In North America we tend to focus on how food is grown and harvested -- organic, free range, cage-free, Marine Stewardship Council, fair trade, non-GMO, vegetarian-fed and locally grown among them. From a sustainability point of view, though, the most important question is missing from these labels: Will this food be eaten or will it end up contributing to the world's growing food-waste problem?
The seamless integration of work and life has been imperative to the growth and successes of Clif Bar & Company. By fostering a community connectedness through group exercises, community service, and shared weekly organic meals together in their in-house cafe, they've openly discussed the types of food they want in their diets and for their families.
Long before the health movement became popular, fish oil was recognized as a healthy part of a nutritious diet. The actual benefit didn't really become known until the 1970s when ingestion of these oils apparently led to better cardiovascular health. Within a few decades, the oil (as well as the fish itself) was suggested as a means to keep heart disease at bay. Today, we know of several chemicals contained within the oil that improve our health. Some of the best are the omega-3 fatty acids.
More than half the planet's people now live in urban areas. The need to supply food, shelter, fresh water and energy to billions of urban residents is resulting in loss of farmland, forests, wetlands and other ecosystems, as well as the critical ecological services they support, like providing food, clean air and drinking water. growing number of jurisdictions have responded by enacting strong land-use policies to protect farmland and green space through sound urban planning
Agroecology is a vast body of science and knowledge that for farmers like Fanta Traoré in Mali, holds answers to the major problems facing the world's food system, among them persistent and growing rates of hunger and malnutrition, a huge ecological footprint, alarming climate change, and the increasing disenfranchisement of farmers. They use their ingenuity and time-tested knowledge to work with ecosystems, soils, seeds, water, and biodiversity, while producing food for communities and sustaining farm families on the land.
While the right to food is a basic human right, food insecurity is a serious problem around the world. The global evidence is clear. Countries that make investments in agricultural development are better equipped to eliminate hunger, reduce rates of undernourishment and accelerate their economies. What's more, increased farm incomes stimulate employment both on farms and in the broader community. Further, the World Bank found that GDP growth originating from agricultural development is twice as effective in reducing poverty as GDP growth stemming from alternative industries.
Supply management, a sensible regulated system where domestic supply is governed by domestic demand, is under attack from critics who are uninformed about its usefulness and effectiveness for producers, processors and consumers.
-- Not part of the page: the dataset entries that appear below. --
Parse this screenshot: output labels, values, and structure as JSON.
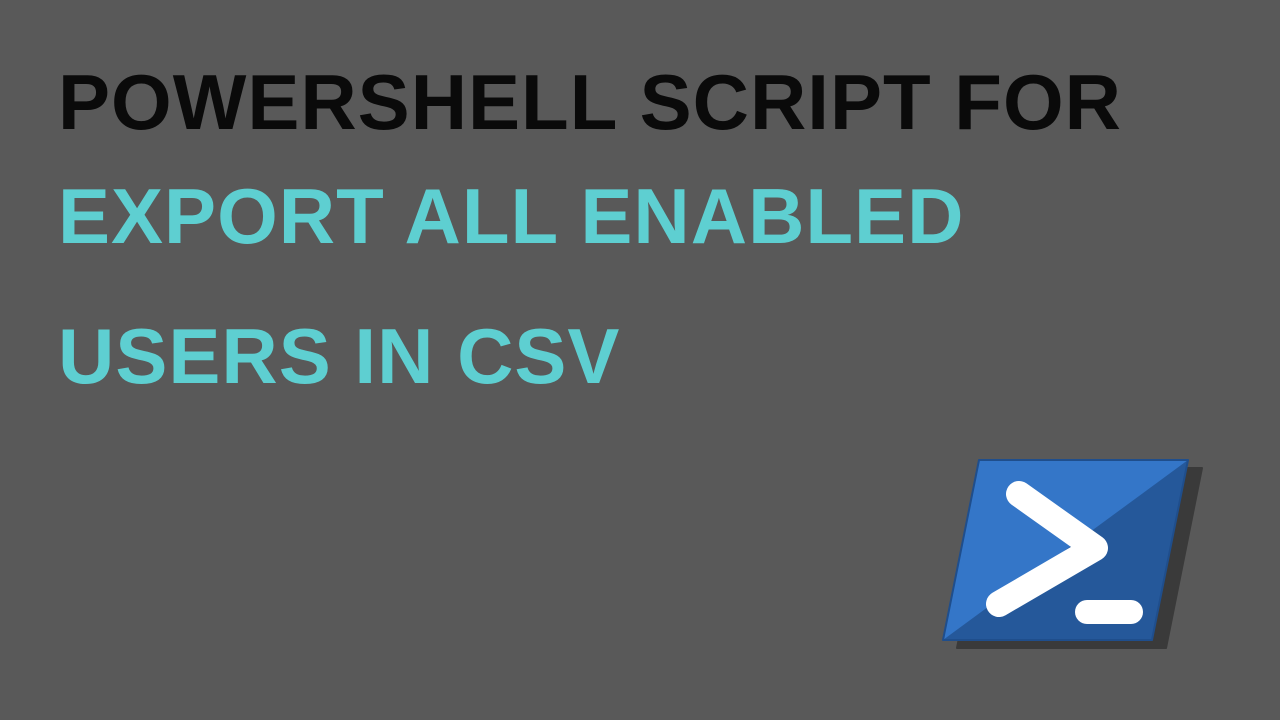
{
  "heading": {
    "line1": "POWERSHELL SCRIPT FOR",
    "line2": "EXPORT ALL ENABLED",
    "line3": "USERS IN CSV"
  },
  "logo": {
    "name": "powershell-icon",
    "fill_light": "#3476c8",
    "fill_dark": "#25589a",
    "glyph": "#ffffff"
  }
}
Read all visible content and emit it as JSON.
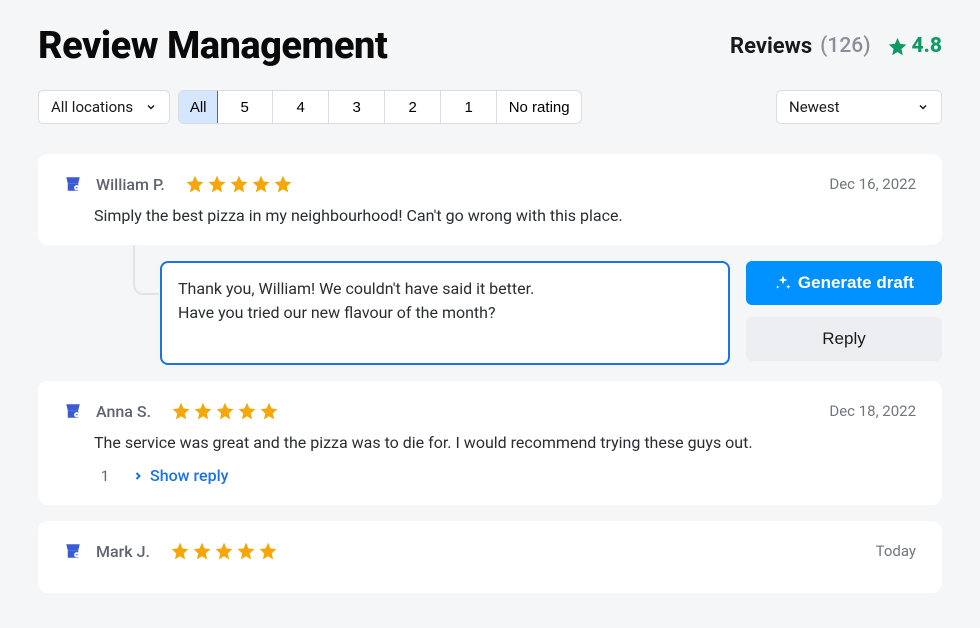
{
  "header": {
    "title": "Review Management",
    "reviews_label": "Reviews",
    "reviews_count": "(126)",
    "rating": "4.8"
  },
  "controls": {
    "location_label": "All locations",
    "filters": [
      "All",
      "5",
      "4",
      "3",
      "2",
      "1",
      "No rating"
    ],
    "sort_label": "Newest"
  },
  "reply_input": {
    "text": "Thank you, William! We couldn't have said it better.\nHave you tried our new flavour of the month?"
  },
  "buttons": {
    "generate": "Generate draft",
    "reply": "Reply"
  },
  "reviews": [
    {
      "name": "William P.",
      "date": "Dec 16, 2022",
      "stars": 5,
      "text": "Simply the best pizza in my neighbourhood! Can't go wrong with this place."
    },
    {
      "name": "Anna S.",
      "date": "Dec 18, 2022",
      "stars": 5,
      "text": "The service was great and the pizza was to die for. I would recommend trying these guys out.",
      "reply_count": "1",
      "show_reply": "Show reply"
    },
    {
      "name": "Mark J.",
      "date": "Today",
      "stars": 5,
      "text": ""
    }
  ],
  "colors": {
    "accent": "#1a73e8",
    "primary": "#0091ff",
    "success": "#0f9a64",
    "star": "#f6a609"
  }
}
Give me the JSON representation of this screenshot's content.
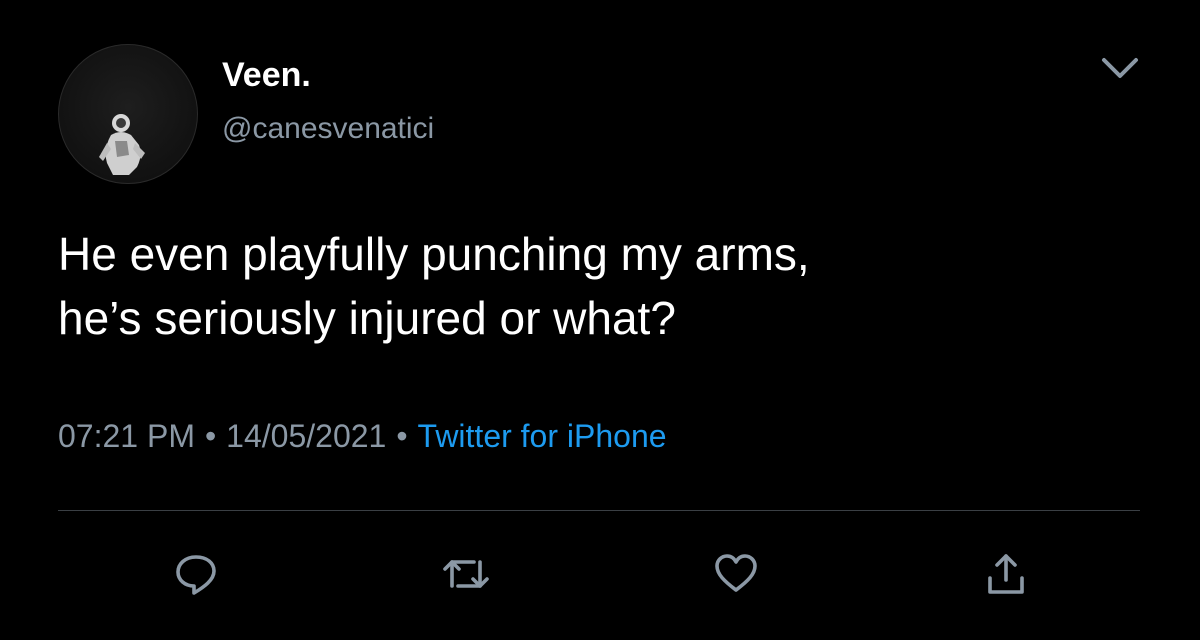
{
  "user": {
    "display_name": "Veen.",
    "handle": "@canesvenatici"
  },
  "tweet": {
    "text_lines": [
      "He even playfully punching my arms,",
      "he’s seriously injured or what?"
    ],
    "time": "07:21 PM",
    "date": "14/05/2021",
    "separator": "•",
    "source": "Twitter for iPhone"
  },
  "icons": {
    "menu": "chevron-down-icon",
    "reply": "reply-icon",
    "retweet": "retweet-icon",
    "like": "heart-icon",
    "share": "share-icon"
  },
  "colors": {
    "background": "#000000",
    "text": "#ffffff",
    "secondary": "#8b98a5",
    "link": "#1d9bf0",
    "divider": "#3a3f44"
  }
}
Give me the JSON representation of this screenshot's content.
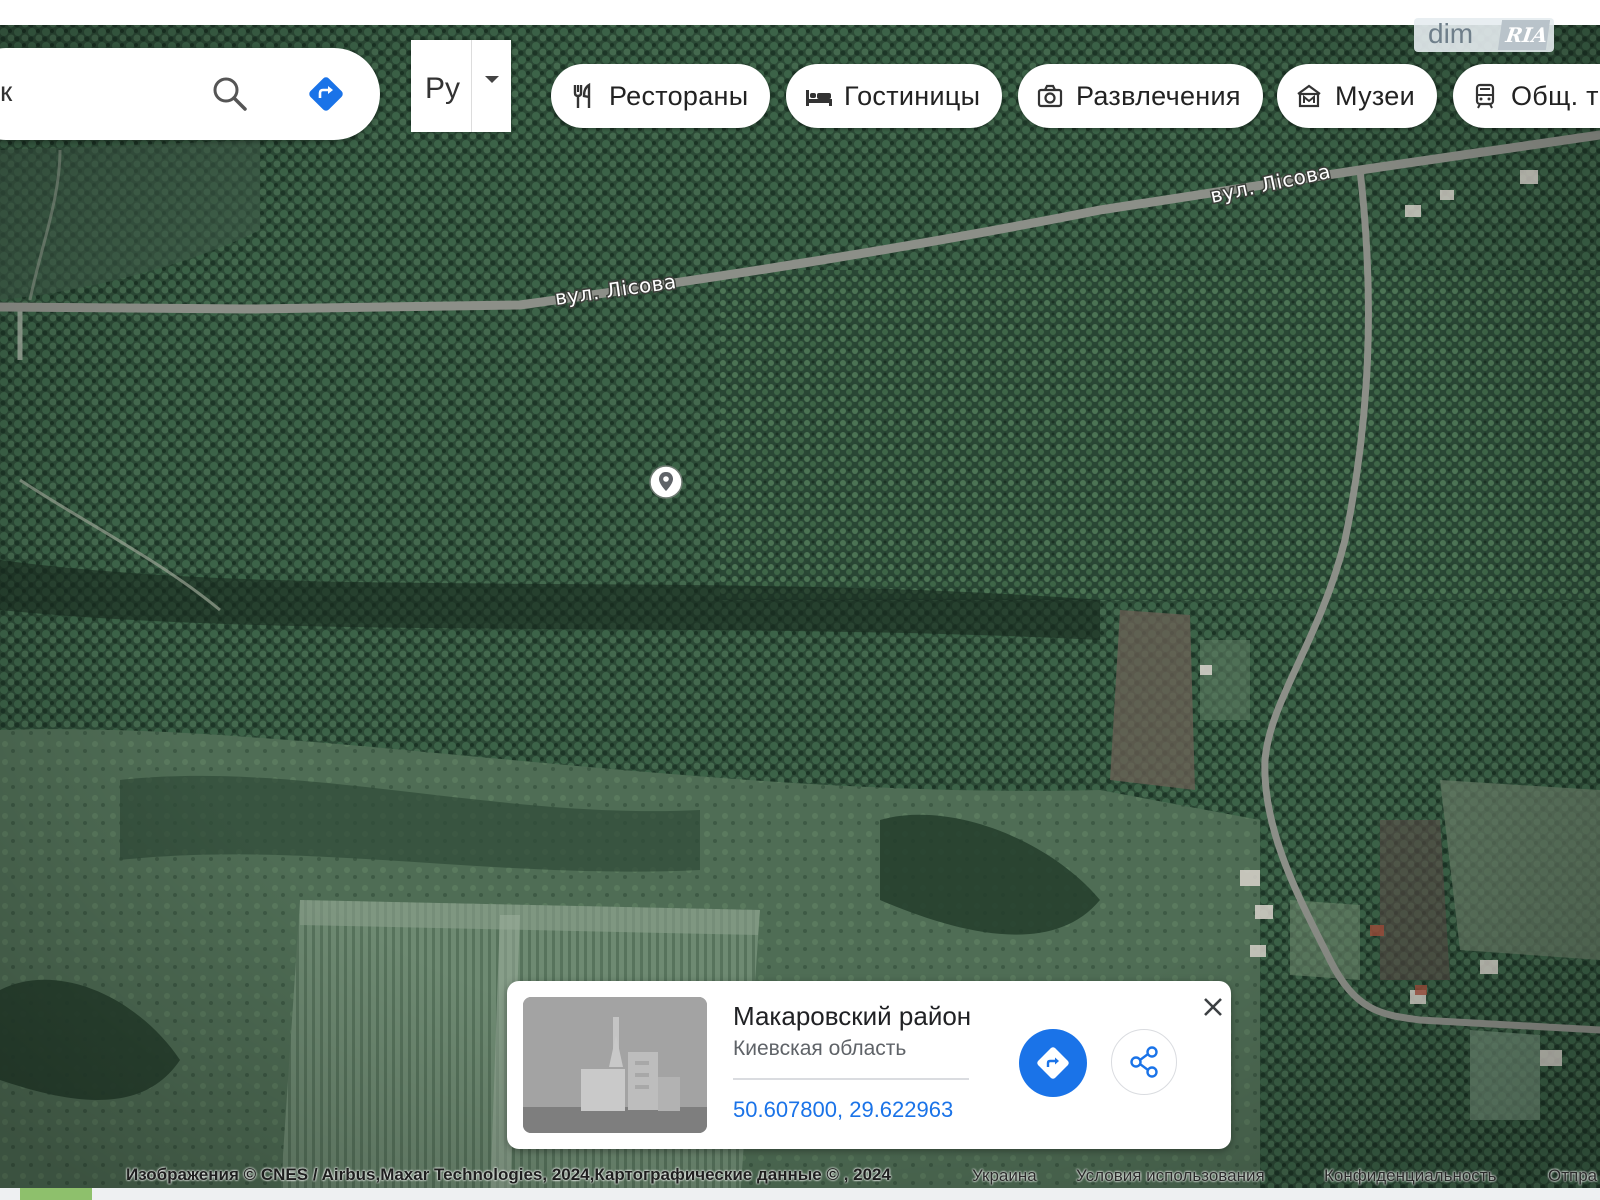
{
  "search": {
    "query_fragment": "к",
    "search_icon": "search-icon",
    "directions_icon": "directions-diamond-icon"
  },
  "language": {
    "label": "Ру",
    "icon": "chevron-down-icon"
  },
  "categories": [
    {
      "label": "Рестораны",
      "icon": "fork-knife-icon"
    },
    {
      "label": "Гостиницы",
      "icon": "bed-icon"
    },
    {
      "label": "Развлечения",
      "icon": "camera-icon"
    },
    {
      "label": "Музеи",
      "icon": "museum-icon"
    },
    {
      "label": "Общ. тр",
      "icon": "transit-icon"
    }
  ],
  "watermark": {
    "text1": "dim",
    "text2": "RIA"
  },
  "map": {
    "roads": [
      "вул. Лісова",
      "вул. Лісова"
    ],
    "layer": "satellite"
  },
  "place_card": {
    "title": "Макаровский район",
    "subtitle": "Киевская область",
    "coordinates": "50.607800, 29.622963",
    "directions_icon": "directions-diamond-icon",
    "share_icon": "share-icon",
    "close_icon": "close-icon"
  },
  "attribution": {
    "imagery": "Изображения © CNES / Airbus,Maxar Technologies, 2024,Картографические данные © , 2024",
    "country": "Украина",
    "terms": "Условия использования",
    "privacy": "Конфиденциальность",
    "feedback": "Отпра"
  },
  "colors": {
    "accent_blue": "#1a73e8",
    "forest_dark": "#1f3a2c",
    "road_gray": "#8c8f88"
  }
}
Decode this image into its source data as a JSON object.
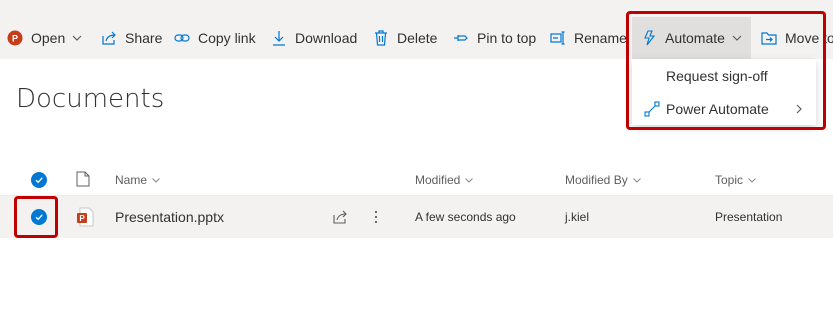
{
  "commandbar": {
    "open": "Open",
    "share": "Share",
    "copy_link": "Copy link",
    "download": "Download",
    "delete": "Delete",
    "pin_to_top": "Pin to top",
    "rename": "Rename",
    "automate": "Automate",
    "move_to": "Move to"
  },
  "automate_menu": {
    "items": [
      {
        "label": "Request sign-off",
        "icon": "none"
      },
      {
        "label": "Power Automate",
        "icon": "flow-icon",
        "has_submenu": true
      }
    ]
  },
  "library": {
    "title": "Documents"
  },
  "columns": {
    "name": "Name",
    "modified": "Modified",
    "modified_by": "Modified By",
    "topic": "Topic"
  },
  "rows": [
    {
      "selected": true,
      "file_type": "pptx",
      "name": "Presentation.pptx",
      "modified": "A few seconds ago",
      "modified_by": "j.kiel",
      "topic": "Presentation"
    }
  ],
  "colors": {
    "accent": "#0078d4",
    "highlight_box": "#c00000",
    "powerpoint": "#c43e1c",
    "commandbar_bg": "#f3f2f1"
  }
}
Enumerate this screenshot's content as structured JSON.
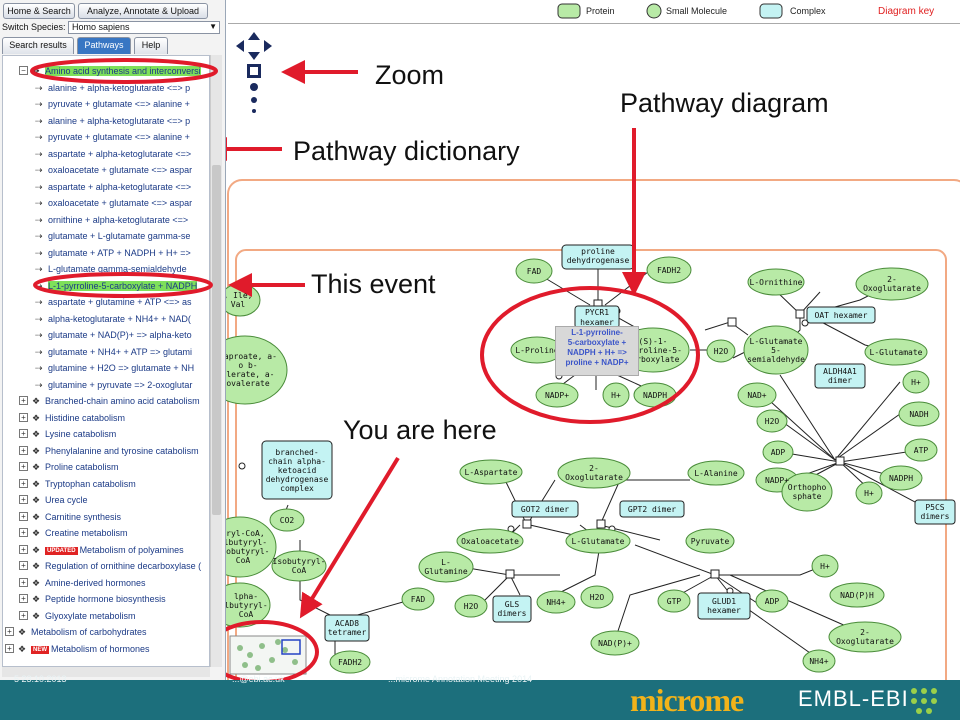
{
  "browser": {
    "home_button": "Home & Search",
    "analyze_button": "Analyze, Annotate & Upload",
    "species_label": "Switch Species:",
    "species_value": "Homo sapiens",
    "tabs": [
      "Search results",
      "Pathways",
      "Help"
    ],
    "tree_items": [
      {
        "label": "Amino acid synthesis and interconversi",
        "highlight": true,
        "kind": "expanded"
      },
      {
        "label": "alanine + alpha-ketoglutarate <=> p",
        "kind": "event"
      },
      {
        "label": "pyruvate + glutamate <=> alanine +",
        "kind": "event"
      },
      {
        "label": "alanine + alpha-ketoglutarate <=> p",
        "kind": "event"
      },
      {
        "label": "pyruvate + glutamate <=> alanine +",
        "kind": "event"
      },
      {
        "label": "aspartate + alpha-ketoglutarate <=>",
        "kind": "event"
      },
      {
        "label": "oxaloacetate + glutamate <=> aspar",
        "kind": "event"
      },
      {
        "label": "aspartate + alpha-ketoglutarate <=>",
        "kind": "event"
      },
      {
        "label": "oxaloacetate + glutamate <=> aspar",
        "kind": "event"
      },
      {
        "label": "ornithine + alpha-ketoglutarate <=>",
        "kind": "event"
      },
      {
        "label": "glutamate + L-glutamate gamma-se",
        "kind": "event"
      },
      {
        "label": "glutamate + ATP + NADPH + H+ =>",
        "kind": "event"
      },
      {
        "label": "L-glutamate gamma-semialdehyde",
        "kind": "event"
      },
      {
        "label": "L-1-pyrroline-5-carboxylate + NADPH",
        "highlight": true,
        "kind": "event"
      },
      {
        "label": "aspartate + glutamine + ATP <=> as",
        "kind": "event"
      },
      {
        "label": "alpha-ketoglutarate + NH4+ + NAD(",
        "kind": "event"
      },
      {
        "label": "glutamate + NAD(P)+ => alpha-keto",
        "kind": "event"
      },
      {
        "label": "glutamate + NH4+ + ATP => glutami",
        "kind": "event"
      },
      {
        "label": "glutamine + H2O => glutamate + NH",
        "kind": "event"
      },
      {
        "label": "glutamine + pyruvate => 2-oxoglutar",
        "kind": "event"
      },
      {
        "label": "Branched-chain amino acid catabolism",
        "kind": "pathway"
      },
      {
        "label": "Histidine catabolism",
        "kind": "pathway"
      },
      {
        "label": "Lysine catabolism",
        "kind": "pathway"
      },
      {
        "label": "Phenylalanine and tyrosine catabolism",
        "kind": "pathway"
      },
      {
        "label": "Proline catabolism",
        "kind": "pathway"
      },
      {
        "label": "Tryptophan catabolism",
        "kind": "pathway"
      },
      {
        "label": "Urea cycle",
        "kind": "pathway"
      },
      {
        "label": "Carnitine synthesis",
        "kind": "pathway"
      },
      {
        "label": "Creatine metabolism",
        "kind": "pathway"
      },
      {
        "label": "Metabolism of polyamines",
        "kind": "pathway",
        "badge": "UPDATED"
      },
      {
        "label": "Regulation of ornithine decarboxylase (",
        "kind": "pathway"
      },
      {
        "label": "Amine-derived hormones",
        "kind": "pathway"
      },
      {
        "label": "Peptide hormone biosynthesis",
        "kind": "pathway"
      },
      {
        "label": "Glyoxylate metabolism",
        "kind": "pathway"
      },
      {
        "label": "Metabolism of carbohydrates",
        "kind": "top"
      },
      {
        "label": "Metabolism of hormones",
        "kind": "top",
        "badge": "NEW"
      }
    ]
  },
  "diagram_key": {
    "title": "Diagram key",
    "protein": "Protein",
    "small_molecule": "Small Molecule",
    "complex": "Complex"
  },
  "annotations": {
    "zoom": "Zoom",
    "pathway_diagram": "Pathway diagram",
    "pathway_dictionary": "Pathway dictionary",
    "this_event": "This event",
    "you_are_here": "You are here"
  },
  "nodes": {
    "proline_dehydrogenase": [
      "proline",
      "dehydrogenase"
    ],
    "fad1": "FAD",
    "fadh2_1": "FADH2",
    "pycr1": "PYCR1",
    "pycr1_sub": "hexamer",
    "l_proline": "L-Proline",
    "p5c": [
      "(S)-1-",
      "Pyrroline-5-",
      "carboxylate"
    ],
    "nadp1": "NADP+",
    "h1": "H+",
    "nadph1": "NADPH",
    "event_tooltip": [
      "L-1-pyrroline-",
      "5-carboxylate +",
      "NADPH + H+ =>",
      "proline + NADP+"
    ],
    "l_ornithine": "L-Ornithine",
    "oxoglutarate1": [
      "2-",
      "Oxoglutarate"
    ],
    "oat_hexamer": "OAT hexamer",
    "h2o1": "H2O",
    "l_glutamate_semi": [
      "L-Glutamate",
      "5-",
      "semialdehyde"
    ],
    "l_glutamate1": "L-Glutamate",
    "aldh4a1": [
      "ALDH4A1",
      "dimer"
    ],
    "h2": "H+",
    "nad1": "NAD+",
    "nadh1": "NADH",
    "h2o2": "H2O",
    "atp1": "ATP",
    "adp1": "ADP",
    "nadph2": "NADPH",
    "nadp2": "NADP+",
    "orthophosphate": [
      "Orthopho",
      "sphate"
    ],
    "h3": "H+",
    "p5cs": [
      "P5CS",
      "dimers"
    ],
    "l_aspartate": "L-Aspartate",
    "oxoglutarate2": [
      "2-",
      "Oxoglutarate"
    ],
    "l_alanine": "L-Alanine",
    "got2": "GOT2 dimer",
    "gpt2": "GPT2 dimer",
    "oxaloacetate": "Oxaloacetate",
    "l_glutamate2": "L-Glutamate",
    "pyruvate": "Pyruvate",
    "l_glutamine": [
      "L-",
      "Glutamine"
    ],
    "h2o3": "H2O",
    "gls": [
      "GLS",
      "dimers"
    ],
    "nh4_1": "NH4+",
    "h2o4": "H2O",
    "gtp": "GTP",
    "glud1": [
      "GLUD1",
      "hexamer"
    ],
    "adp2": "ADP",
    "h4": "H+",
    "nadph3": "NAD(P)H",
    "nadp3": "NAD(P)+",
    "oxoglutarate3": [
      "2-",
      "Oxoglutarate"
    ],
    "nh4_2": "NH4+",
    "branched_complex": [
      "branched-",
      "chain alpha-",
      "ketoacid",
      "dehydrogenase",
      "complex"
    ],
    "co2": "CO2",
    "isobutyryl": [
      "Isobutyryl-",
      "CoA"
    ],
    "fad2": "FAD",
    "acad8": [
      "ACAD8",
      "tetramer"
    ],
    "fadh2_2": "FADH2",
    "partial_ile": [
      ", Ile,",
      "Val"
    ],
    "partial_caproate": [
      "caproate, a-",
      "o b-",
      "alerate, a-",
      "ovalerate"
    ],
    "partial_coa1": [
      "eryl-CoA,",
      "ylbutyryl-",
      "isobutyryl-",
      "CoA"
    ],
    "partial_coa2": [
      "lpha-",
      "lbutyryl-",
      "CoA"
    ]
  },
  "footer": {
    "left_text": "5      23.10.2013",
    "mid_text": "...@ebi.ac.uk",
    "right_text": "...microme Annotation Meeting 2014",
    "brand": "microme",
    "org": "EMBL-EBI"
  },
  "colors": {
    "molecule_fill": "#b8eaa6",
    "complex_fill": "#c4f3f3",
    "annotation_red": "#e01b2b",
    "compartment": "#f2a983",
    "footer": "#1c6f7c"
  }
}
In short, they suggest it must be sacrificed on the altar of the Trans Pacific Partnership negotiations if Canada wants to be inside that grouping which, they all assume, would benefit the country.
At an estimated $7.9 billion and growing, the proposed Site C Dam on the beautiful Peace River in northeastern B.C. has been criticized. If built, Site C would violate First Nations' rights under Treaty 8, rendering them irrelevant to the point of mockery. How long will Treaty 8 First Nations be able to sustain a vibrant, living culture when the dam devastates their land and communities?
Mambo Jambo Radio is one of many radio stations around the world to benefit from JHR human rights media training. Knoll helped broadcaster Rotlinde Achimpota understand the importance of covering women's and children's rights stories, which has since made her a household name across northern Tanzania.
Despite industry claims to the contrary, British Columbia's carbon tax has not hurt the province's agricultural sector, a new Pacific Institute for Climate Solutions study concludes. Further, the study suggests that the more than $25 million worth of competitive "relief" that the provincial government has granted the industry in recent years may not have been necessary.
Today, viticulture is thriving in Ontario, with more than 180 wineries responsible for just over 70 per cent of total Canadian wine production, contributing an estimated $3.3 billion to the province's economy in 2011, many thousands of direct and indirect jobs, as well as $644 million in tourism and tourism employment, according to the Ontario Winery and Grower Alliance of Ontario.